> _SOURCE MATERIAL_:
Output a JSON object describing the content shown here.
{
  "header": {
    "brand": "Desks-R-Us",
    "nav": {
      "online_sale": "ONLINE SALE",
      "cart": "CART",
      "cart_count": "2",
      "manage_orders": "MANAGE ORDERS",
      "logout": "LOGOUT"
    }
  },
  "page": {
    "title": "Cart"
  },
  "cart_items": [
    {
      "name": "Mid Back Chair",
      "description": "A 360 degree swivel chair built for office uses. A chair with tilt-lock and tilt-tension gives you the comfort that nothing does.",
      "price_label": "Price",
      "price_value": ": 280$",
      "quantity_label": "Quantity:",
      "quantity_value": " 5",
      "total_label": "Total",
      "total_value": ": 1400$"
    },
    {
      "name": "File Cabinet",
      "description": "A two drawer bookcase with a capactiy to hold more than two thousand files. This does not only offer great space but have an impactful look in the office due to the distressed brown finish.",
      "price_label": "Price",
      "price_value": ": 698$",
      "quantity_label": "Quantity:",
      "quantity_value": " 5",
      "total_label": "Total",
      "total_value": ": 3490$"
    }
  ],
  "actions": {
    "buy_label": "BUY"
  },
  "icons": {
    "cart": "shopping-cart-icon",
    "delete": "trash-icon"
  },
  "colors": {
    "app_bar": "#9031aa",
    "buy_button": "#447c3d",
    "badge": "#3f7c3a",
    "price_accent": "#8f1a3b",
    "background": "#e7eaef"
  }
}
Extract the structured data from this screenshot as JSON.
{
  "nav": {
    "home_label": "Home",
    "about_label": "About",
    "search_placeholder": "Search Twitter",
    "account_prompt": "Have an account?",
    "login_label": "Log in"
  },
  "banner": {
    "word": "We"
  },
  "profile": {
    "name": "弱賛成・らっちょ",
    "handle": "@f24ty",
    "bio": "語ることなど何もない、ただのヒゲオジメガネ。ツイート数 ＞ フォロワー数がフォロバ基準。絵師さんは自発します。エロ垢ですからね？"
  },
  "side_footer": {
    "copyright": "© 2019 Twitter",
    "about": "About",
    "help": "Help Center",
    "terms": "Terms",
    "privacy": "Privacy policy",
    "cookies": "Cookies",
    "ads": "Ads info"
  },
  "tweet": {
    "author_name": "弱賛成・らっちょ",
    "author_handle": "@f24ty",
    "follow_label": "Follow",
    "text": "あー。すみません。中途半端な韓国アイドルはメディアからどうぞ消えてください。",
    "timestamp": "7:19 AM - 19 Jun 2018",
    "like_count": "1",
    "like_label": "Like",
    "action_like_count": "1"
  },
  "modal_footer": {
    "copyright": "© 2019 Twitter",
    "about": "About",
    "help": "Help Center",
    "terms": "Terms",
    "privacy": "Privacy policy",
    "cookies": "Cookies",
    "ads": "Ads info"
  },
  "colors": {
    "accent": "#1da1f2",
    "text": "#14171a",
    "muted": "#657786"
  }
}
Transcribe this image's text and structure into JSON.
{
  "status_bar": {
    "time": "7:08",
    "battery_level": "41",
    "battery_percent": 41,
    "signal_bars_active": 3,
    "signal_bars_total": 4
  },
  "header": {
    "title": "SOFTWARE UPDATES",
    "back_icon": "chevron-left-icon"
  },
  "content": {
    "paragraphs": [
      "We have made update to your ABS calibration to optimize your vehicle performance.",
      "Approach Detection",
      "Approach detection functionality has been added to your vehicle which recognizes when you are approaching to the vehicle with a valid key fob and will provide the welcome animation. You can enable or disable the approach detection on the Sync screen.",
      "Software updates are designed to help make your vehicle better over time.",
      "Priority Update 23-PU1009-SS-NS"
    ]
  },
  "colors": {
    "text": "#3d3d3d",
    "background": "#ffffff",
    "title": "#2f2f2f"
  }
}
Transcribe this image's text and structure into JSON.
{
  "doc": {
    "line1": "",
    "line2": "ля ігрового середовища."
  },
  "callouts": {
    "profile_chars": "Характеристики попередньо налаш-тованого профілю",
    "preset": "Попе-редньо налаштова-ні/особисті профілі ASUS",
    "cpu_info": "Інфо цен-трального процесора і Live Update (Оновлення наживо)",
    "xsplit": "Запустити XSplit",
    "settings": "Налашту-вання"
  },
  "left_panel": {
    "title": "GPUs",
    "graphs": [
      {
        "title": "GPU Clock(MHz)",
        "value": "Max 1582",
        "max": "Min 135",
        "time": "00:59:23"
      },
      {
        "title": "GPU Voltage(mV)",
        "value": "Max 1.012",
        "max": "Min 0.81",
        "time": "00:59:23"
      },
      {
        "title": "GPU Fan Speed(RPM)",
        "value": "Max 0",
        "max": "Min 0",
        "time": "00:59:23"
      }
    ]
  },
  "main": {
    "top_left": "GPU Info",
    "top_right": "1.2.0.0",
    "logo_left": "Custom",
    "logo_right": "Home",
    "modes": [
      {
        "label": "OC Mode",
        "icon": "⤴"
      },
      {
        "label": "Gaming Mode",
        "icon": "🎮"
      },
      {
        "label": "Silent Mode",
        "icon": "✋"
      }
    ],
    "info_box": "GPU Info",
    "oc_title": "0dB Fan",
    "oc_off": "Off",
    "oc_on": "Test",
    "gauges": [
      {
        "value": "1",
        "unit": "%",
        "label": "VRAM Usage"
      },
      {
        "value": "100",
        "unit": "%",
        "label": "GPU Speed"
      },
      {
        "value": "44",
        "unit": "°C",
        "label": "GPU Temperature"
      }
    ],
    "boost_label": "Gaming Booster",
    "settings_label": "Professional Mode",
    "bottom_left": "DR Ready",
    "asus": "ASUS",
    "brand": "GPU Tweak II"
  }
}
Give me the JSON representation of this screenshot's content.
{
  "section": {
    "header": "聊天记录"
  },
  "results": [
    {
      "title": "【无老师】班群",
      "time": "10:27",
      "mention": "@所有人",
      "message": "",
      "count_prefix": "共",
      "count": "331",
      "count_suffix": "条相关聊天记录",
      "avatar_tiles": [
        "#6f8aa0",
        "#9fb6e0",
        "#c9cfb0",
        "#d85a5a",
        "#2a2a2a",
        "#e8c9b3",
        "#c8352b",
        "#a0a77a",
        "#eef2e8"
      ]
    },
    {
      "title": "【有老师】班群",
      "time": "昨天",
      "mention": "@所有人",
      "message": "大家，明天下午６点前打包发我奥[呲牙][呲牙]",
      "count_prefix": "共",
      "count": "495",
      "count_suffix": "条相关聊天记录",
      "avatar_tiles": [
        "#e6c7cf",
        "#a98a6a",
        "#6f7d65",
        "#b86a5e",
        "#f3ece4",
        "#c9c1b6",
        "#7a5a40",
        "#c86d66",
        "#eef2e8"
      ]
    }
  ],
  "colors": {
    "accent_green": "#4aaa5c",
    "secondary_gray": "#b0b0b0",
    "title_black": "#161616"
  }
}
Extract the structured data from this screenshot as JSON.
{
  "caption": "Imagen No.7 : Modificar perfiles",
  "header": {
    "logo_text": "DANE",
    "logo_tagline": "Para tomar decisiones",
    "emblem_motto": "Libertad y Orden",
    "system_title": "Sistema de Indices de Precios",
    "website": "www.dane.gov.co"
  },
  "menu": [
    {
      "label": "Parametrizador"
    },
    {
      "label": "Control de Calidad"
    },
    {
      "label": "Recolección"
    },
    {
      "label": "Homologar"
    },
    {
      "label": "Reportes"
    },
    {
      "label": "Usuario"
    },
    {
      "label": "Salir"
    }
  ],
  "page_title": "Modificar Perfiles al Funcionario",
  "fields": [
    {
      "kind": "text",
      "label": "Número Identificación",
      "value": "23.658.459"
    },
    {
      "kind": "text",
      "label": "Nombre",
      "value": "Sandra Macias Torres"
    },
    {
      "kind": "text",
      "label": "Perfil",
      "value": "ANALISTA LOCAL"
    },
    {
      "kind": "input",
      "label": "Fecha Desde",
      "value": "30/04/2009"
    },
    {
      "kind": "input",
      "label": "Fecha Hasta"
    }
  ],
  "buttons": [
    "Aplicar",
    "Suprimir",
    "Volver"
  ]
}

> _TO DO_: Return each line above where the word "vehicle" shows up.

> _EXERCISE OUTPUT_:
      "We have made update to your ABS calibration to optimize your vehicle performance.",
      "Approach detection functionality has been added to your vehicle which recognizes when you are approaching to the vehicle with a valid key fob and will provide the welcome animation. You can enable or disable the approach detection on the Sync screen.",
      "Software updates are designed to help make your vehicle better over time.",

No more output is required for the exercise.